[Defense] A Mixed Emotions Framework and Its Applications in Affective Computing Studies
Monday, March 6, 2023
12:00 pm - 1:30 pm
A Mixed Emotions Framework and Its Applications in Affective Computing Studies
Deciphering human emotions is commanding increasing research attention, because of its potential impact in psychology and human-machine interactions. Estimating subjects’ emotional state through recognition of facial expressions has been a key focus of affective computing and computer vision. Current recognition methods operate on the assumption that only six basic emotions can manifest on the human face. My research aims to change this situation, introducing a new and more realistic framework, where the basic six emotions are complemented by an array of mixed emotions. In this direction, first I selected a Convolutional neural network (CNN) to recognize the basic six emotions on human faces. Second, I validated the CNN performance on RAVDESS – a state of the art benchmark featuring annotated emotional videos of speaking and non-speaking subjects. Third, I developed a meta method based on co-occurrence matrices, which generates mixed emotions as pairs of basic emotions, redistributing the CNN’s probabilistic vector through joint probability considerations. This new method expands the original set of six basic emotions to a set of 21 mixed emotions, approximating more accurately the human condition. Next, I compared the basic facial emotion framework with the mixed facial emotion framework in a knowledge work study, where participants (n=26) were engaged in an hour-long essay writing at their desktop. The analytic results brought to the fore the nuanced insights the mixed emotions method affords. Currently, I am working on comparing the mixed emotions framework with the basic emotions one in another knowledge work study, where participants (n=40) present a talk in front of an online audience. This second study introduces a human-to-human interaction element, complementing the solitary type of the first study, and thus providing a broad comparison basis to my investigation.
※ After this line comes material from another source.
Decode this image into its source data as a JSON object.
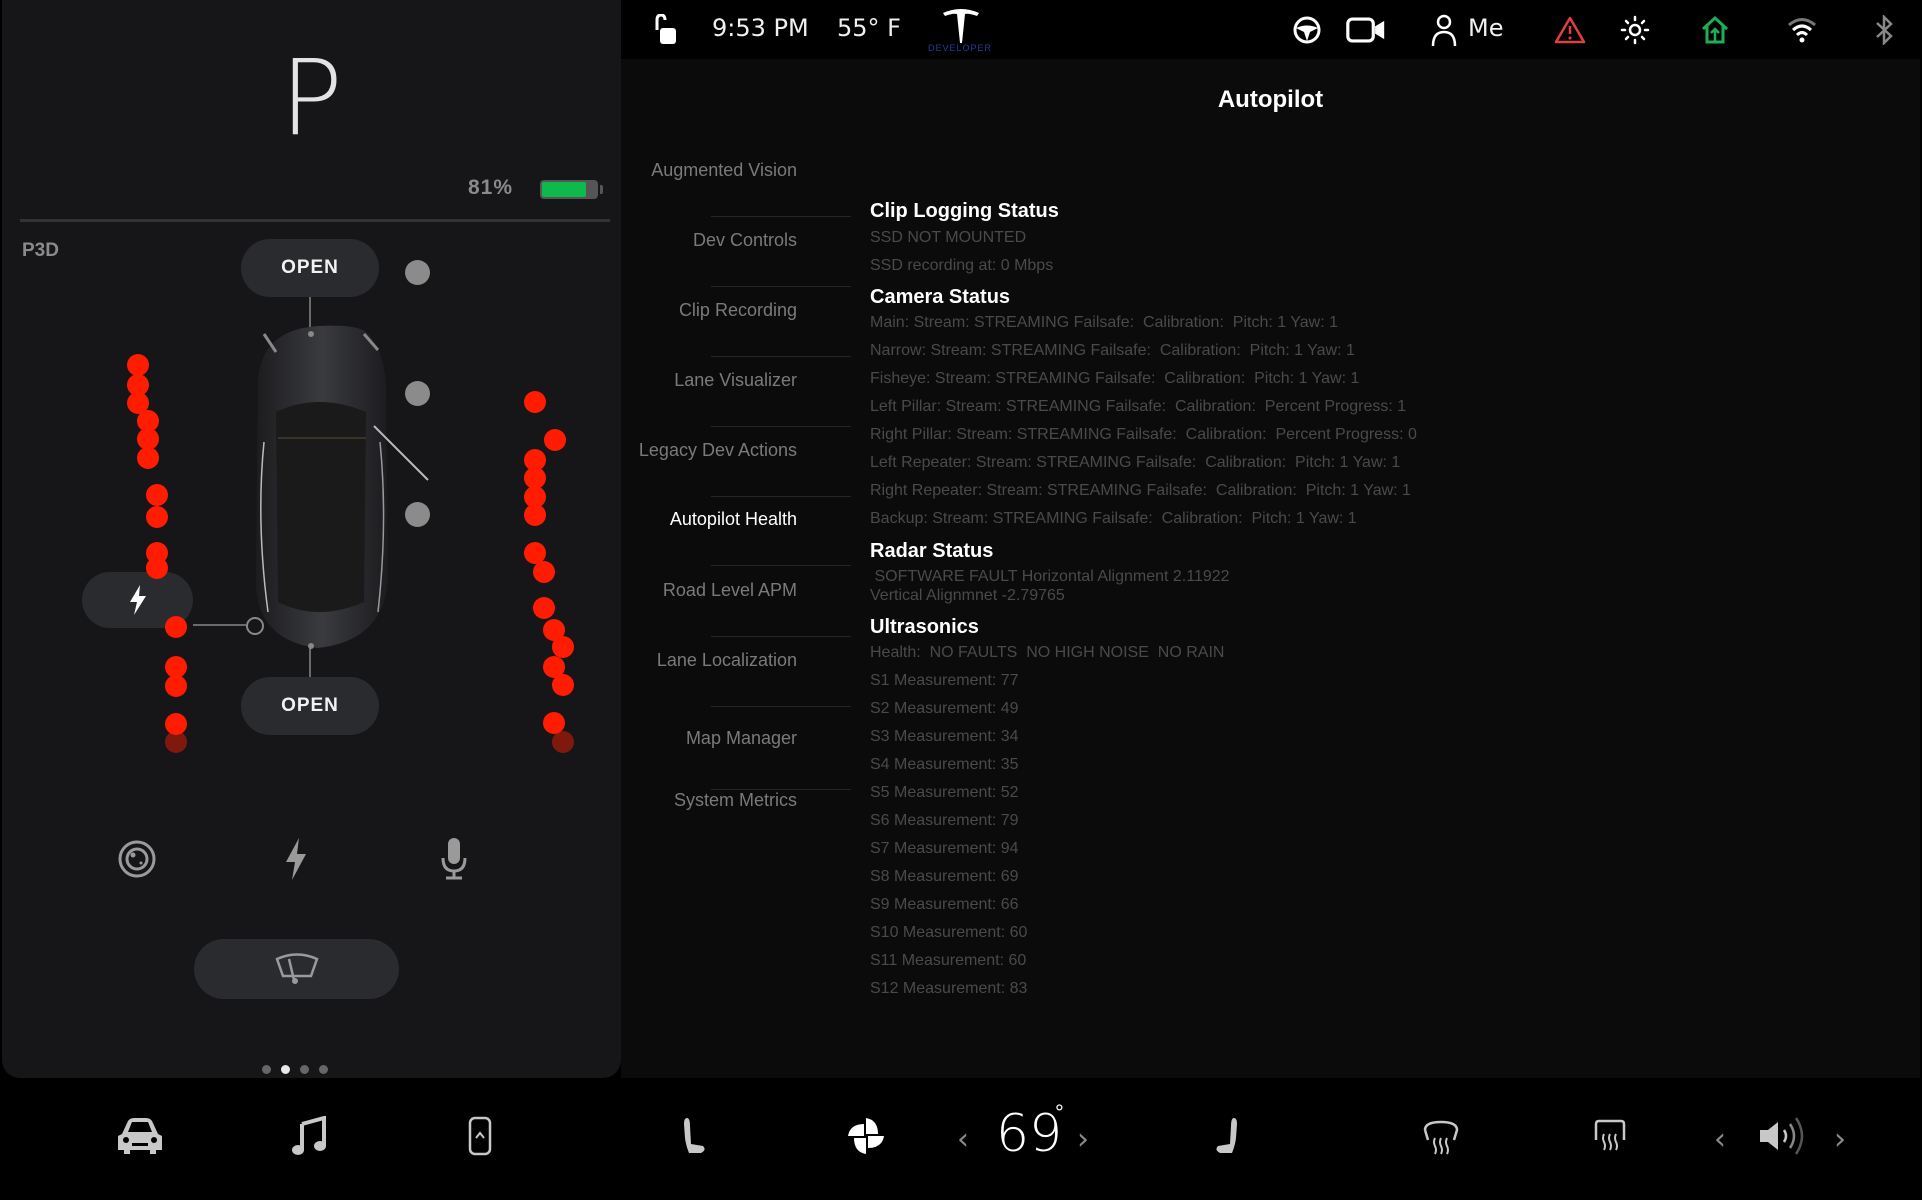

12:00 PM - 1:30 PM CT
Online via MS Teams
Dr. Ioannis Pavlidis, proposal advisor
Faculty, students, and the general public are invited.